I authored a Basic Library in the November 1991 issue of the esteemed audiophile magazine Stereophile. In it I compared 36 recordings of Sacre, many of which are included in Decca's new budget set. In that article, I related the saga of the first recordings of the music. Both the composer and Monteux wanted to make the first recording. Stravinsky made his for French Columbia May 7-10, 1929 with the Orchestre des Concerts Walter Straham which, for contractual reasons, was identified as Orchestre Symphonique. Monteux founded the Orchestre Symphonique de Paris in the fall of 1928 and after a concert performance of Sacre, French Gramophone made their recording. The Monteux recording (with the orchestra identified as Grand Orchestre Symphonique, was the first issued (1929) followed a few months later by the composer's. It's interesting to note that on the latter, recording engineers overlapped music on connecting 78 rpm disks. Because of this, collectors of the time heard a version of Sacre with more repeats than written! But at the time, who could tell the difference? :Lovers of this music should hear these two first recordings, one by the composer, the other by the conductor of the premiere—if you can find them.

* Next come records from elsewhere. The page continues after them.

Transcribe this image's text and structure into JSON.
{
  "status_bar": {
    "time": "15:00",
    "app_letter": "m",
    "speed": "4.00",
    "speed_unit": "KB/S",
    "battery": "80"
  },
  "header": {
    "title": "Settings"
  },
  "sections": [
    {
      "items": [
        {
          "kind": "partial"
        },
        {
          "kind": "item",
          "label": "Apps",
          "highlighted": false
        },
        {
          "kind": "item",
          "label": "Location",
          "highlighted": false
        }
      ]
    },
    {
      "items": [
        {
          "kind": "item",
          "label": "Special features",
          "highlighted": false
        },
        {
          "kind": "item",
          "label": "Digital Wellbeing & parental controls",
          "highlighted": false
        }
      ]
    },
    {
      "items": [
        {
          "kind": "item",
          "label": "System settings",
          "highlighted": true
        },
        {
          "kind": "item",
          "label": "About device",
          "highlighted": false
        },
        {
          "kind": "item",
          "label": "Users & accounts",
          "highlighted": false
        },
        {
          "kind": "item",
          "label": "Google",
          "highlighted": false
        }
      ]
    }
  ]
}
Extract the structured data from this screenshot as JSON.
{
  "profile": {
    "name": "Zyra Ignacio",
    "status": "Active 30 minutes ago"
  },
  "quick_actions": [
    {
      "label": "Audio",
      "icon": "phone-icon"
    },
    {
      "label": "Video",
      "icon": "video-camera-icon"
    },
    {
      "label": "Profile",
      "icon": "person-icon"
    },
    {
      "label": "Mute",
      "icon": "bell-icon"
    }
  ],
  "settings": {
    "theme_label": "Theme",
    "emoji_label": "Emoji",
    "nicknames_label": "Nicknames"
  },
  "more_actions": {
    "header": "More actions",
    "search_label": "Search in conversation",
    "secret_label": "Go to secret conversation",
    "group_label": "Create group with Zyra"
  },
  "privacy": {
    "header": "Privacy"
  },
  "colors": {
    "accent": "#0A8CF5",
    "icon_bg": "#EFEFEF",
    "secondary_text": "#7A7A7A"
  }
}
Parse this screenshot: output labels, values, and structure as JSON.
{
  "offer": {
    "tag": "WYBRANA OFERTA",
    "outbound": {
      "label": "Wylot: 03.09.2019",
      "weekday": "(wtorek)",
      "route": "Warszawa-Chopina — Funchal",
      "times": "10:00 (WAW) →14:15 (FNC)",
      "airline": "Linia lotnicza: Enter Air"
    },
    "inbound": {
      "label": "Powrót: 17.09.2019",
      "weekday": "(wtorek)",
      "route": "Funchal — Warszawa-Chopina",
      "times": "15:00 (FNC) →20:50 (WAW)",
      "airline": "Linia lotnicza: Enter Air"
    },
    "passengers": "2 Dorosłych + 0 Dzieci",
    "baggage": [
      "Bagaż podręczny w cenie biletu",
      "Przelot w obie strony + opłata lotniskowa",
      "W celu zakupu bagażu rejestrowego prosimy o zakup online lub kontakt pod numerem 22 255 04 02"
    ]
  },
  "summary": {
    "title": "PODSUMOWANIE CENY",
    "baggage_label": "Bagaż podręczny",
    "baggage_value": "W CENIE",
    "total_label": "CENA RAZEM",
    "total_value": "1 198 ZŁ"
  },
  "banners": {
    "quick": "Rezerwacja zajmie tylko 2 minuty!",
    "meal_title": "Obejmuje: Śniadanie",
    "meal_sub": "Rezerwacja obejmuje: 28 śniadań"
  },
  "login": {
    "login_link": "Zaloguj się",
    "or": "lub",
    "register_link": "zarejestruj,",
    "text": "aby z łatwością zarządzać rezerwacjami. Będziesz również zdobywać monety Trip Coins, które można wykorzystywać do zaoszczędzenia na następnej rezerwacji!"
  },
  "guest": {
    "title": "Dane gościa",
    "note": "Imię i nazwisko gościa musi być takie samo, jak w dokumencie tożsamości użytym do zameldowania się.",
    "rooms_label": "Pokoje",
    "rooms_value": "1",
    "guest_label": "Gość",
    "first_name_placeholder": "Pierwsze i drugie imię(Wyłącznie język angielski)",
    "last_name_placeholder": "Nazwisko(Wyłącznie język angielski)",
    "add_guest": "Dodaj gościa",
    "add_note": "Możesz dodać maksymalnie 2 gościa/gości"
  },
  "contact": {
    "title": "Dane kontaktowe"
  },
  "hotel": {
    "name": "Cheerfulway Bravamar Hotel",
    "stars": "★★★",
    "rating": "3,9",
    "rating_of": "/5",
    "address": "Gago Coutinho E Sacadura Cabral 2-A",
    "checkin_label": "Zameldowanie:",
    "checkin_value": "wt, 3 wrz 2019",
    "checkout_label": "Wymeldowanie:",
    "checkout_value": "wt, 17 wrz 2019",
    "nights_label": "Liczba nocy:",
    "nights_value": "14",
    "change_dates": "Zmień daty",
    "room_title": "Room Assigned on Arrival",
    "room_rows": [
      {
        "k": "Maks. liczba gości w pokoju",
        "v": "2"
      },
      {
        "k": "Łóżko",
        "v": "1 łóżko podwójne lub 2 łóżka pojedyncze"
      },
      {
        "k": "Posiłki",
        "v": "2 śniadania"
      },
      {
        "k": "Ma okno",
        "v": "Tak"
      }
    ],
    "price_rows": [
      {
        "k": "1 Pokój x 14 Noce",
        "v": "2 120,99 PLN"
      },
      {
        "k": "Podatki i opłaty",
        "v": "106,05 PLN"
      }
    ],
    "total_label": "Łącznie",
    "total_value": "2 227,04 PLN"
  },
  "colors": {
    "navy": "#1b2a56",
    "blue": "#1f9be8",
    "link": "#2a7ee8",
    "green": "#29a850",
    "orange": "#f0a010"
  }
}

Sixteen of the performances in the Stereophile feature are no longer in the catalog, versions by Karel Ancer;. René Leibowitz, Rafael Fruhbeck de Burgos, Daniel Barenboim, Pierre Boulez (French National Orchestra), Eliahu Inbal (Philharmonia Orchestra),. Igor Markevitch (Suisse Romande Orchestra), Sixten Ehrling, Eugene Goossens, Charles Mackerras, Lorin Maazel (Cleveland Orchestra),.Zubin Mehta (New York Philharmonic), Riccardo Muti, Gennady Rozhdestvensky, Stanislaw Skrowaczrewski, and Leopold Stokowski—an impressive list of major conductors only three of whom are in Decca's new set. Only one of these is included in the Sony set, the early Stokowski, a major issue as it was the first American recording of the score. .
However, there are a number of major performances that should be investigated by those who lover Sacre. In particular, I would mention Riccardo Muti/Philadelphia Orchestra, Karel Ancerl/Czech Philharmonic (one of my favorites!), and Igor Markevitch with the Philharmonia.
While it is interesting occasionally to hear the composer's own arrangement for two pianists, there is no question that the score demands orchestral sonorities. The Decca set includes three recordings in the two-piano version, all expert but of limited interest; one would have been sufficient; the Ashkenazy/Gavrilov is perhaps the finest. The final disk in the compilation is the first recording of Stravinsky's Violin Concerto recorded in October 1935 with the composer conducting the Lamoureux Orchestra. with Polish-American violinist Samuel Dushkin as soloist. Dushkin had collaborated with Stravinsky on composition of the work, and he gave both the U.S. and European premieres. This is a valuable recording although audio is dated, orchestral playing sometimes insecure. It does seem odd that Decca could not find something else to include on this final disk: playing time is a mere 21:59.The 20-disk set is compact and contains an 82-page booklet with complete timings for every track, plus recording dates and locations. Nigel Simeone provides CD notes with commentary on the performances.This is highly recommended!
sacre du printemps - 100th Anniversary Edition
And thanks to Decca for doing their part to celebrate the most immportant piece of music of the century, and at budget price.
R.E.B. (May 2013)